FUKUOKA – More than 1,100 people are still living in temporary housing as Kyushu on Thursday marked the first year since a record heavy rainfall of 129.5 millimeters in a single hour poured upon Asakura, Fukuoka Prefecture.
Over 40 people lost their lives, and two people are still missing in Asakura.
“I will do my utmost to create a safe community … taking lessons from the disaster,” Asakura Mayor Yuji Hayashi said during the city’s memorial ceremony Thursday.
Yoichi Inoue, 58, who lost his parents in the disaster, looked back with sorrow.
“I’ve lost my home and the landscape of my hometown has changed. I still can’t accept that reality. I learned the hard way that anyone can be personally affected by a natural disaster,” Inoue said.
The city and the nearby village of Toho plan to build some 100 public housing units for people affected by the disaster by the summer of 2019.
Officials in Hita, Oita Prefecture, are also planning to have public housing built for victims of the disaster.
Operations to remove large amounts of soil and tree debris, washed down by floodwaters, have been making steady progress.
About two-thirds of debris totaling 200,000 tons of tree trunks and branches has been removed in Fukuoka Prefecture.

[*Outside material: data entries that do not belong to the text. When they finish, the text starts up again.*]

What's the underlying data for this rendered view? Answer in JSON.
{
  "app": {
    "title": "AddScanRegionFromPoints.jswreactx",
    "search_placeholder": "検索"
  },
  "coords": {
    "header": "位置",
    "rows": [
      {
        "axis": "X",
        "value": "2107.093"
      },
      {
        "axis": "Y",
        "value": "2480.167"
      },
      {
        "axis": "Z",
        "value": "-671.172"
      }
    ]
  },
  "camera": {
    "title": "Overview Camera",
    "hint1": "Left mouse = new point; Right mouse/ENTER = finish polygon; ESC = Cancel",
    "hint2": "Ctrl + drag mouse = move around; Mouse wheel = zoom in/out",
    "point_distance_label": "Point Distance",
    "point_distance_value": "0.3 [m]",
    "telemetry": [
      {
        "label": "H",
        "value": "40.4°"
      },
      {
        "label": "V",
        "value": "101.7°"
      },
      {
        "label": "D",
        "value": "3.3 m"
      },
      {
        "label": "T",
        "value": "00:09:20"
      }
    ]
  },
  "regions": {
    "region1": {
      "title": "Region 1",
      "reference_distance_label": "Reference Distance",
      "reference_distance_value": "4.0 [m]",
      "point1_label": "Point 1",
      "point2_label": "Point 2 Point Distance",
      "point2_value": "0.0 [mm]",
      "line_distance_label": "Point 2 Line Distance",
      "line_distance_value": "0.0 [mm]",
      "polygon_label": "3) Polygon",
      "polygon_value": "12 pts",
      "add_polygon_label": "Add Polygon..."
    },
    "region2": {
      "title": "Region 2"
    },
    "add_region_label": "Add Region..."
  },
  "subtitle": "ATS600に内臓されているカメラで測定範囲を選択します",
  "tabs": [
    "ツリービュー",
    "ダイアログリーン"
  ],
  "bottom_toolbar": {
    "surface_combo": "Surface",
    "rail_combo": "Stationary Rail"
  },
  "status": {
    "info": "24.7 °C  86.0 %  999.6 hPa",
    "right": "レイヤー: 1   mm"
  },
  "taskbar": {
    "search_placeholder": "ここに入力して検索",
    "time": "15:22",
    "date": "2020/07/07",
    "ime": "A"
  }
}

The removal operation in mountainous areas is slated to finish by the end of the fiscal year.
The removal of soil on roads and in rivers is almost finished in the prefecture. Asakura plans to fully clear farmland of soil debris by the end of October in time for sowing wheat seeds.
In the wake of the disaster, officials in Asakura revised criteria for issuing evacuation advisories and instructions in April so that they will be issued in high-risk mountainous areas earlier than in others.
Toho also changed its guidelines on issuing evacuation advisories and instructions.
Kyushu Railway Co.’s Kyudai Line will resume full operations on July 14.
It remains unclear when services will resume on an affected part of the company’s Hitahikosan Line, where repairs are expected to cost about ¥7 billion.